You can have anything you want, you just have to be willing to pay the price.
Ralph Waldo Emerson once said, “Everything has its price — and if that price is not paid, not that thing but something else is obtained… It is impossible to get anything without its price.”
Hardwork is always required. But the greater the thing, the greater the price.
Do you want to be the best in your industry?
Do you want a phenomenal body?
Do you want to be a millionaire?
Ask yourself, “What is the price I need to pay to get this?”
Consider Kobe Bryant.
One of the greatest players to have ever played in the NBA. He has won five NBA championships, two Olympic Gold Medals, and is a perpetual All-Star and All-NBA selectee with 18 and 15 picks respectively.
Kobe paid the price to be great. If someone tried to outwork him, he just sacrificed more until no one else was willing to pay the price that he was willing to pay.
Read More: The Slight Edge
Consider this Reddit post from an athletic trainer that worked with Kobe on the US Olympic Team:
I was invited to Las Vegas to help Team USA with their conditioning before they headed off to London. I’ve had the opportunity to work with Carmelo Anthony and Dwyane Wade in the past, but this would be my first interaction with Kobe.
The night before the first scrimmage, I had just watched “Casablanca” for the first time and it was about 3:30 AM.
A few minutes later, I was in bed, slowly fading away, when I heard my cell ring. It was Kobe. I nervously picked up.
“Hey, uhh, Rob, I hope I’m not disturbing anything right?”
“Uhh, no. What’s up Kob?”
“Just wondering if you could help me out with some conditioning work, that’s all.”
I checked my clock. 4:15 AM.
“Yeah sure, I’ll see you in the facility in a bit.”
It took me about twenty minutes to get my gear and get out of the hotel. When I arrived and opened the room to the main practice floor, I saw Kobe. Alone. He was drenched in sweat as if he had just taken a swim. It wasn’t even 5:00 AM.
We did some conditioning work for the next hour and fifteen minutes. Then, we entered the weight room, where he would do a multitude of strength training exercises for the next 45 minutes.

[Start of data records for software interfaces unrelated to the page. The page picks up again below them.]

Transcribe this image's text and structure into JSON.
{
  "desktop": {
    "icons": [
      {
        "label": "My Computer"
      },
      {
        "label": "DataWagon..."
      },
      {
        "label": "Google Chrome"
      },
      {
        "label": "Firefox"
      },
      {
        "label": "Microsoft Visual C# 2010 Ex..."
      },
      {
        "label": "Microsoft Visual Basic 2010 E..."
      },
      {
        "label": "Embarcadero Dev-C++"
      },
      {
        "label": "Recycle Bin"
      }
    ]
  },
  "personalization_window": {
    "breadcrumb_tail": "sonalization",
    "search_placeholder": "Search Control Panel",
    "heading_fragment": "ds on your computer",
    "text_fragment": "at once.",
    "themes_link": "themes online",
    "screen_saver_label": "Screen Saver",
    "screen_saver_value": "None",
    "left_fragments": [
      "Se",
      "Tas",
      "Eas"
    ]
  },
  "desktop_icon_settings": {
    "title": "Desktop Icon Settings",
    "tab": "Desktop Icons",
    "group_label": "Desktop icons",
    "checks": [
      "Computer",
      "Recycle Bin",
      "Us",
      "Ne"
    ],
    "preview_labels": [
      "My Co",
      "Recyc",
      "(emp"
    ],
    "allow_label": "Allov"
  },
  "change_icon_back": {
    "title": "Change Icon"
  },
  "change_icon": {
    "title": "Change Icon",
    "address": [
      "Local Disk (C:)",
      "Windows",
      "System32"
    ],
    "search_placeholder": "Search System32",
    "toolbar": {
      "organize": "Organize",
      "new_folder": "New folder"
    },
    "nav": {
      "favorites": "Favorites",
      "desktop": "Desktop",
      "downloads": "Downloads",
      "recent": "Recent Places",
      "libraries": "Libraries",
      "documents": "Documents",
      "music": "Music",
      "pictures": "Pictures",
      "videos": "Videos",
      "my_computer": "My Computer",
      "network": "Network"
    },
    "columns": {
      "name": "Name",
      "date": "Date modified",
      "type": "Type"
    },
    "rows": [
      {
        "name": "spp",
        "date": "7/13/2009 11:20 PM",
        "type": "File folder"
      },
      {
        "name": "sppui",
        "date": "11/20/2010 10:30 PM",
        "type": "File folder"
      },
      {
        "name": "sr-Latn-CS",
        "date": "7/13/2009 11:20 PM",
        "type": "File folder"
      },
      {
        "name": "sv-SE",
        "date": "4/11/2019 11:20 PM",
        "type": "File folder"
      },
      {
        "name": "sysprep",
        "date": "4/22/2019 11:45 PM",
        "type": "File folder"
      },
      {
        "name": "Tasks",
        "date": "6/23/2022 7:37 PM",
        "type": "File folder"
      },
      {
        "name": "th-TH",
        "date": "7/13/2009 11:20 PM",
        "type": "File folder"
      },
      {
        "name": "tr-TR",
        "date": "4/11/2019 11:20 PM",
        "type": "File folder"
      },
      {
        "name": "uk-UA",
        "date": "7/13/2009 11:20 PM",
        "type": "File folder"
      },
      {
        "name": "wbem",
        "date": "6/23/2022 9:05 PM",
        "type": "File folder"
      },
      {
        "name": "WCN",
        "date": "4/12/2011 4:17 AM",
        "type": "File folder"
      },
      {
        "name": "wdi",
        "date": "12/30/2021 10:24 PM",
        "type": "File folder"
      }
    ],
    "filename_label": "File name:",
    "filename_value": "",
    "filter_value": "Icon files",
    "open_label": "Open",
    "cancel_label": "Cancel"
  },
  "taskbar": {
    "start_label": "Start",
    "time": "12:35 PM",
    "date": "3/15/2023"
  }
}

After that, we parted ways. He went back to the practice floor to shoot. I went back to the hotel and crashed. Wow.
I was expected to be on the floor again at about 11:00 AM.
I woke up feeling sleepy, drowsy, and pretty much every side effect of sleep deprivation. (Thanks, Kobe.) I had a bagel and headed to the practice facility.
This next part I remember very vividly. All of the Team USA players were there. LeBron was talking to Carmelo and Coach Krzyzewski was trying to explain something to Kevin Durant. On the right side of the practice facility, Kobe was by himself shooting jumpers.
I went over to him, patted him on the back and said, “Good work this morning.”
“Like, the conditioning. Good work.”
“Oh. Yeah, thanks Rob. I really appreciate it.”
“So when did you finish?”
“Getting your shots up. What time did you leave the facility?”
“Oh, just now. I wanted 800 makes. So yeah, just now.”
To recap his day of training:
4:30 am — Conditioning Work: warmup, sprints & running.
6-7 am — Weight Training
7-11 am — 800 Made Jump Shots (It doesn’t say how many misses but probably hundreds more).
11-UTC —Team USA Scrimmage.
So, why was Kobe so great. He was willing to pay the price, to sacrifice more than anyone else. From his documentary Muse:
“There is a choice that we have to make as people, as individuals. If you want to be great at something, there is a choice that you have to make. We all can be masters at our craft, but you have to make a choice. What I mean by that is, there are inherent sacrifices that come along with that: family time, hanging out with your friends, being a great friend, being a great son, nephew, whatever it is. There are sacrifices that come along with making that decision. I knew that I was not going to be stopped. At the age of 18, this was my life. You can’t possibly become better than me because you’re not spending the time on it that I do. Even if you want to spend the time on it, you can’t because you have other things, other responsibilities that are taking you away from it, so I already won.”
I knew that I was not going to be stopped.
In Pursuit of Excellence